Programmatically Creating Fielded Nodes in Drupal 7

 The Setup

You’ve just created your new super awesome node type in Drupal 7 using the (now in core!) Content type editor.

contenttype1.png

Now you want to programmatically generate some Super Awesome Content nodes. Some Googling (or Ducking!) will land you with some snippets that look as follows:

<?php
function create_my_node() {
    $node = new stdClass();
    $node->type = 'blog';
    node_object_prepare($node);

    $node->title = "My Awesome Title";
    $node->language = LANGUAGE_NONE;
    node_save($node);
}

 The Problem

Since you’ve defined a custom content type, you may think something like the following would work great with your new custom node type to set your custom field values:

<?php
function create_my_node() {
    $node = new stdClass();
    $node->type = 'super_awesome_content';
    node_object_prepare($node);

    $node->title = "My Awesome Title";
    $node->language = LANGUAGE_NONE;

    // Try to set your custom field values
    $node->field_reasons_for_being_awesome = "Too many to count...";
    $node->field_awesome_points = 23;
    node_save($node);
}

However, that will fail! Why? Because you can’t set node custom fields like you may expect with $node->{$key}.

In my opinion, this is one thing Drupal 7 got very wrong. I’ll explain their rationale in a bit after showing the correct way to do this and it does make some sense, but it seems unnecessarily complicated.

 The Solution

Instead of trying to set those custom field attributes directly, you have to use the following funky syntax:

<?php
function create_my_node() {
    $node = new stdClass();
    $node->type = 'super_awesome_content';
    node_object_prepare($node);

    $node->title = "My Awesome Title";
    $node->language = LANGUAGE_NONE;

    // Try to set your custom field
    $node->field_reasons_for_being_awesome['und'][0]['value'] = "Too many to count...";
    $node->field_awesome_points['und'][0]['value'] = 23;
    node_save($node);
}

Huh? What’s with this ['und'][0]['value'] stuff?

Well, it’s a bit complicated. Let’s break it down piece by piece

 ['und']

This first bit is the language to be applied to the field. 'und'; is the key specifying that the language is undefined. This could also be 'en' or 'de' or 'fr' or any other 2 letter language code if a particular language is specified for this field.

 [0]

This is an array index. For any single value fields like the ones we have, this is just [0]. But it’s conceivable to have multiple values in which this would kind of make sense.

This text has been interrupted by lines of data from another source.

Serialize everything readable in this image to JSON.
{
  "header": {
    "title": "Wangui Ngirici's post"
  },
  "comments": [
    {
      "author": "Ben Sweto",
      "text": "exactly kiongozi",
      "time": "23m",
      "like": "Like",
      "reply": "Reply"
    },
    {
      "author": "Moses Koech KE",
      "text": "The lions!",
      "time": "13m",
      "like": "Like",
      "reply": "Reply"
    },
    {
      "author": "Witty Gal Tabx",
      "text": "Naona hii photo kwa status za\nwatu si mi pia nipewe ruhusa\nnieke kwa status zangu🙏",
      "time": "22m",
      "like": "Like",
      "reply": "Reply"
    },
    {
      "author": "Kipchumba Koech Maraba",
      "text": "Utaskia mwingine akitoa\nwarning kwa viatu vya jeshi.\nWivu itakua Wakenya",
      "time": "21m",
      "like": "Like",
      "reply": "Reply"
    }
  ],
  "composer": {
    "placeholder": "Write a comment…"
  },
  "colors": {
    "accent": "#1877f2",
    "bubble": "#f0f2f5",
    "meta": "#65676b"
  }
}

For example, let’s say our reasons_for_being_awesome field was a multi-value field:

<?php
    ...
    $node->field_reasons_for_being_awesome['und'][0]['value'] = "Too many to count...";
    $node->field_reasons_for_being_awesome['und'][1]['value'] = "Reason number 2";
    $node->field_reasons_for_being_awesome['und'][2]['value'] = "Another reason";
    $node->field_reasons_for_being_awesome['und'][3]['value'] = "The most important reason";
    node_save($node);
}

So it makes some sense for the array index to be there, but it’s somewhat confusing for what is arguably the main use case – namely trying to assign a single value to a field.

 ['value']

This may be the oddest piece. There are a few other keys which could be specified here, among them ['format'] and ['summary'], but when working programmatically with custom fields, it’s rare to be setting anything other than ['value'].

 Summary

<?php
    // Won't work
    $node->field_reasons_for_being_awesome = "Too many to count...";
    $node->field_awesome_points = 23;

    // Will work
    $node->field_reasons_for_being_awesome['und'][0]['value'] = "Too many to count...";
    $node->field_awesome_points['und'][0]['value'] = 23;

 Commentary

I think Drupal should be much better here and dropped the ball for developers by not allowing the first method above to work. This ['und'][0]['value'] mess may make it easier for the system to deal with the input, in internationalization and multiplicity, but it makes things far more difficult/complicated for developers in the most common use cases. This is an area where it’s painfully clear that the Drupal Field API is not a true ORM like ActiveRecord and in my opinion that’s a missed opportunity.

This is a situation where things were not optimized for the most common use case causing a lot of developer confusion and headache. I agree with the concept behind the “one is a subset of n” approach here with treating multi-value fields as a multi-value field with just a single element internally (the index [0] bit) but I’m a believer that this should be tucked under a layer of abstraction from most developers rather than making the most common use case of a single-value, non-internationalized field so utterly complex and confusing.

Ideally the system would be able to default to allowing things to be set with just the key and not require developers to specify the language(['und']), array index([0]), and value(['value']) key every single time a value is set to a non-internationalized, single field.

 
181
Kudos
 
181
Kudos

Now read this

Deploy Coffeescript Node App to Heroku

So you’ve got a cool node app written in Coffeescript and you want to deploy it to Heroku? Seems like it should be easy these days, right? Not so much. Well, let’s be honest, we’re in the future, you don’t have to manually manage... Continue →